More seriously, the case of Grindr illustrates well some of queer politics’ paradoxes, with desire for banalisation on the one hand and refusal for assimilation on the other. And though humanity will most likely survive the closure of a few sleazy bars, the risks of normalization and demobilization deserve a moment of wonder.
Because queer subcultures are as numerous as they’re heteroclite, they have (almost) always been tied to transgression, creative innovation and social critique. They deserve to be celebrated, discussed, challenged, reinvented; they remain a refuge for those who feel truly different and refuse to worship the white, masculine, consumerist and boring gay-but-not-faggot.
Because while I docilely dial on my green iPhone 5C and flirt with random guys, my ass comfy on my couch, I forget about the world around me and the many challenges still facing most minorities.
Grindr, nothing but a draft?
The success of Grindr, mostly, shows how much we need technical devices to facilitate encounters and realize possibilities, and allows us to hope for more.
Rather than sticking to current models of locative media, one can think of new ways to use such technologies to enable connections between digital and physical spaces. To produce some that embrace the diversity of queer identities and where everyone has a place.
I had the luck, a few years ago, to regularly dance in that famous German club so many people chatter about, a true “heterotopia of deviation” (to quote good old Michel Foucault) with its own codes, values and rules. Inside these massive concrete walls is a true space of liberty, a tiny world where oppression usually stays out.

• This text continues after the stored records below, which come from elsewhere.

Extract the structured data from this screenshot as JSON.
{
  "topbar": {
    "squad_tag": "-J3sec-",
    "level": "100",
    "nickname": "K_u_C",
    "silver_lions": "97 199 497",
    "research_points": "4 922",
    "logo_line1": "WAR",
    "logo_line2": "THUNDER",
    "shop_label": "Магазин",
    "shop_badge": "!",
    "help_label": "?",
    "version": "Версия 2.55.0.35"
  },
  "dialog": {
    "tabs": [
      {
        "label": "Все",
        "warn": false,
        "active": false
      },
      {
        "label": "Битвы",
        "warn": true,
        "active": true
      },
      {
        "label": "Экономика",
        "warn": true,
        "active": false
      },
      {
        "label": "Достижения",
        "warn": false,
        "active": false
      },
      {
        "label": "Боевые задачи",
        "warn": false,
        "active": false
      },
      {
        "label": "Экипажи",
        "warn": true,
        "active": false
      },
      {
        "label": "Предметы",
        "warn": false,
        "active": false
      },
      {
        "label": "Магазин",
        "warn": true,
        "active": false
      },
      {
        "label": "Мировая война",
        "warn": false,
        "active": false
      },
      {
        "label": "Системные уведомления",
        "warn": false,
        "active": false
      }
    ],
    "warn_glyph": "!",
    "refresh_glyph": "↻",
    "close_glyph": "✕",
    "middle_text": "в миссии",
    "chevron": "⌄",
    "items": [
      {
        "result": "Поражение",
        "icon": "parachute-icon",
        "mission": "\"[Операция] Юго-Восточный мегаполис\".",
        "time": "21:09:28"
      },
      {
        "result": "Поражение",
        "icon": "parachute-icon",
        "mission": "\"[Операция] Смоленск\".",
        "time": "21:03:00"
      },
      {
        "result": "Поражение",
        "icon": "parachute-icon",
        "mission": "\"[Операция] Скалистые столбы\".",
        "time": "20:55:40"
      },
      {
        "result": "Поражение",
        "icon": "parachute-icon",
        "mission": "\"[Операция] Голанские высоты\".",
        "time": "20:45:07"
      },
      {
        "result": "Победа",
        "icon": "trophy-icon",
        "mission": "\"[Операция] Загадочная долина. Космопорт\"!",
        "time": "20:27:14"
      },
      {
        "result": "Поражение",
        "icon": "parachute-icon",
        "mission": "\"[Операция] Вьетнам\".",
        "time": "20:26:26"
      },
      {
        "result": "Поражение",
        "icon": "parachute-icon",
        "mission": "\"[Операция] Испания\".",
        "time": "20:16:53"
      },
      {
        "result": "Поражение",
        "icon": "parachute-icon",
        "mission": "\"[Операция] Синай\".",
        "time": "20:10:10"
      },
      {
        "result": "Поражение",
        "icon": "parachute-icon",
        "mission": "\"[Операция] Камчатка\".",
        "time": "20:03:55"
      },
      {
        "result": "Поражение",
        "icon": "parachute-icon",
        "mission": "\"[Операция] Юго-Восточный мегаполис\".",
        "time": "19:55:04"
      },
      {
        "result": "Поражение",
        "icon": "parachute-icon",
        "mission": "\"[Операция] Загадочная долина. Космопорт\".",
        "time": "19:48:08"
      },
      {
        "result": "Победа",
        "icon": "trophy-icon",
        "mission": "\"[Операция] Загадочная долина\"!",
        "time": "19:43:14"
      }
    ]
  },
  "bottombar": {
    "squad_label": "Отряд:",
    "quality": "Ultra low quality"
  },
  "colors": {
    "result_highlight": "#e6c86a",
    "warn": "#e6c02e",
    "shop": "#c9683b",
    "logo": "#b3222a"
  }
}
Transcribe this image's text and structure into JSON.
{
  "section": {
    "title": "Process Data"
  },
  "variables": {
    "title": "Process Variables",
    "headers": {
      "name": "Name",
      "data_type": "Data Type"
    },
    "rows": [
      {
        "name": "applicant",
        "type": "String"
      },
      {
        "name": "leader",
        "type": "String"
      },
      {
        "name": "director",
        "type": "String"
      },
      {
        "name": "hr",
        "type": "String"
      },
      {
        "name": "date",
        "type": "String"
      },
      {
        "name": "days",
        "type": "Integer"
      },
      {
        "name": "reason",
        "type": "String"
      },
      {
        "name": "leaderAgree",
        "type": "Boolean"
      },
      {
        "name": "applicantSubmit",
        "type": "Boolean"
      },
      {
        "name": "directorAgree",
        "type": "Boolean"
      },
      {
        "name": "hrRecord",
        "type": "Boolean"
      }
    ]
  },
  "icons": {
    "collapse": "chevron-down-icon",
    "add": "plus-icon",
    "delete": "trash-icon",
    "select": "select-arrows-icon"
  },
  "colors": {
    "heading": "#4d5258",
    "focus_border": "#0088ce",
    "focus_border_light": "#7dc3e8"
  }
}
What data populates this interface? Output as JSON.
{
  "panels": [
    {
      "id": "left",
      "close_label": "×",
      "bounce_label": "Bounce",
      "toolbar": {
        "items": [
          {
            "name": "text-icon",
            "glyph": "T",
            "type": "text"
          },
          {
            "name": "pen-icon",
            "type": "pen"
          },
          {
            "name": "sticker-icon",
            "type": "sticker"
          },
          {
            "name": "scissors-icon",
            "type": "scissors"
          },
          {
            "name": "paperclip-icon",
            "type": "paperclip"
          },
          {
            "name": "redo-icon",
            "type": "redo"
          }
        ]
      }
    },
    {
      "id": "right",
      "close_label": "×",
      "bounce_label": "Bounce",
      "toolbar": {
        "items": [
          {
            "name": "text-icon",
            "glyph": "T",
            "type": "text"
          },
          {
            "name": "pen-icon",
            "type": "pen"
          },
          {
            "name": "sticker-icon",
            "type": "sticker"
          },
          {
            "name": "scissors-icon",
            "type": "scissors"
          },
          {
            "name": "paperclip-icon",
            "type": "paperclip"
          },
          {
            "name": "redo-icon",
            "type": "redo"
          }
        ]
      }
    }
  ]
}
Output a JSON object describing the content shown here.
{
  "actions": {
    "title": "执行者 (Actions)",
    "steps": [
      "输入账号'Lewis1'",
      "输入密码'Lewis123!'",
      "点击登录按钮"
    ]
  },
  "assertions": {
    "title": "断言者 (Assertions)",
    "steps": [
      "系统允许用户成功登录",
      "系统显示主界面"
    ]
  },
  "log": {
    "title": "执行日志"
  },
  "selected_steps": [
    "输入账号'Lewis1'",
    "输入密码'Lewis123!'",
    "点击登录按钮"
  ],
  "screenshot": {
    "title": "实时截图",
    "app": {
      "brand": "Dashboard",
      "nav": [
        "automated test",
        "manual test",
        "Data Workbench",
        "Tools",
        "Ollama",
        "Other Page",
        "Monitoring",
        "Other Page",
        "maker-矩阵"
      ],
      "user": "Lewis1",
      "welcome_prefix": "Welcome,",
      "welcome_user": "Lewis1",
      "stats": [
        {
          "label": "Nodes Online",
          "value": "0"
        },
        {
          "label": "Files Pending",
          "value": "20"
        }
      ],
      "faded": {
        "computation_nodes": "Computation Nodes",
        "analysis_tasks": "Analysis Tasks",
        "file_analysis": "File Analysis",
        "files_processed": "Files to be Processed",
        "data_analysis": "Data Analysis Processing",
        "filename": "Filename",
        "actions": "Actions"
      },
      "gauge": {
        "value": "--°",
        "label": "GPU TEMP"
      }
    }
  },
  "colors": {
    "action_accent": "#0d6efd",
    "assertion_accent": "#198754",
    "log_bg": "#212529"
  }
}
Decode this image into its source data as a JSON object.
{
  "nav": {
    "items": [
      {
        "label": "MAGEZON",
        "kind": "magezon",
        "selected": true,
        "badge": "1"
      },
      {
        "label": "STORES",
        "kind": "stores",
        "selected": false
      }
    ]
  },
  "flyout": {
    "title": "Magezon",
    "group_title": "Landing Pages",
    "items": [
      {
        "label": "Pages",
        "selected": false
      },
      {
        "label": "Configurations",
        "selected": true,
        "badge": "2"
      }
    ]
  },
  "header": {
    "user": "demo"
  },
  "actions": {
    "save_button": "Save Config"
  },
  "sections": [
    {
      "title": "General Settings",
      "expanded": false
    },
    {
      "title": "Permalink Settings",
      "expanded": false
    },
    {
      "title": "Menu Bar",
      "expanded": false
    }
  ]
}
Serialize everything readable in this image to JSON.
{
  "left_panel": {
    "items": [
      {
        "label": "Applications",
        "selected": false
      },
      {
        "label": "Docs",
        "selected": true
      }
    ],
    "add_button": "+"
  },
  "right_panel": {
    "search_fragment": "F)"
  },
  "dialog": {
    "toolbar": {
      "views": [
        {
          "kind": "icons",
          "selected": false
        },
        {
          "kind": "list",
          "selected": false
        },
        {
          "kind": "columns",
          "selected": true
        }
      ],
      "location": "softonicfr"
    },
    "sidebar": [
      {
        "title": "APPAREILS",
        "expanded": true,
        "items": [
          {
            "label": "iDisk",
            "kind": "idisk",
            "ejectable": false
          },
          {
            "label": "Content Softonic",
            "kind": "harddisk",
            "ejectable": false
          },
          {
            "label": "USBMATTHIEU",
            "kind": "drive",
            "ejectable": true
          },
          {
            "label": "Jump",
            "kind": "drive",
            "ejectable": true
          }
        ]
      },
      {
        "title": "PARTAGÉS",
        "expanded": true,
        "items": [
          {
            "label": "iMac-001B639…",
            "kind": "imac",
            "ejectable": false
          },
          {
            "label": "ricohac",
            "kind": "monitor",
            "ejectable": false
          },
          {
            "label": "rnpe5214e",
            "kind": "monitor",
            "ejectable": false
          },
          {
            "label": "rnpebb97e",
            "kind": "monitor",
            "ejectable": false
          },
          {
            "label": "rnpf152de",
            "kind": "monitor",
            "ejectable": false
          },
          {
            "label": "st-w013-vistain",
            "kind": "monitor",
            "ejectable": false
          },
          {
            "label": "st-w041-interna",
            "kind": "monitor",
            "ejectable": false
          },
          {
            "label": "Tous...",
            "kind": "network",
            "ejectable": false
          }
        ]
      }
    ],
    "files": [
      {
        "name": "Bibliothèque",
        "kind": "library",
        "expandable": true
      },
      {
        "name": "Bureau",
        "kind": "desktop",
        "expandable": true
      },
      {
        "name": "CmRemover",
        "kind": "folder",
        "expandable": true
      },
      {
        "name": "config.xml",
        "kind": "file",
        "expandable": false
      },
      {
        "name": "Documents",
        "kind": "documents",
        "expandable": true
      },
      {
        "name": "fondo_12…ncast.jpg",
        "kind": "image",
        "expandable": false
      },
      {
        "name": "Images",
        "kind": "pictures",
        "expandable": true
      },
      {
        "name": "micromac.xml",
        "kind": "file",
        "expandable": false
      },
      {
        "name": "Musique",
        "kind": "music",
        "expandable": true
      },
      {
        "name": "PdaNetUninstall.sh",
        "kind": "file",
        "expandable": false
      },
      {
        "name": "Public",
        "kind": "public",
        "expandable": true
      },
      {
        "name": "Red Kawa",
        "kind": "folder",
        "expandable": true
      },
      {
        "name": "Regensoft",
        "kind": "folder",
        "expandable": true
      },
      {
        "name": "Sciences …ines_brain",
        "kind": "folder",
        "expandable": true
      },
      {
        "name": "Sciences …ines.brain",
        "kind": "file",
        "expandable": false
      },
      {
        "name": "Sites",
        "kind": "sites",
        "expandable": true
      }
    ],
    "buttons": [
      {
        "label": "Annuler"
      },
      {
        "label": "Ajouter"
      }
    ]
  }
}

I’m grateful I was able to be part of this community and, when swallowed by that grey monster again and recognizing its indescribable smell, I feel like home. I’m thankful some things don’t change, glad to know they still exist, and that down there people keep dancing, meeting and not behaving. I realize how precious such places are, and hope that new media, instead of make them disappear, will strengthen the communities around them: diverse, colourful, vibrant crowds.
Rather than Grindr, I wish for a pocket Berghain.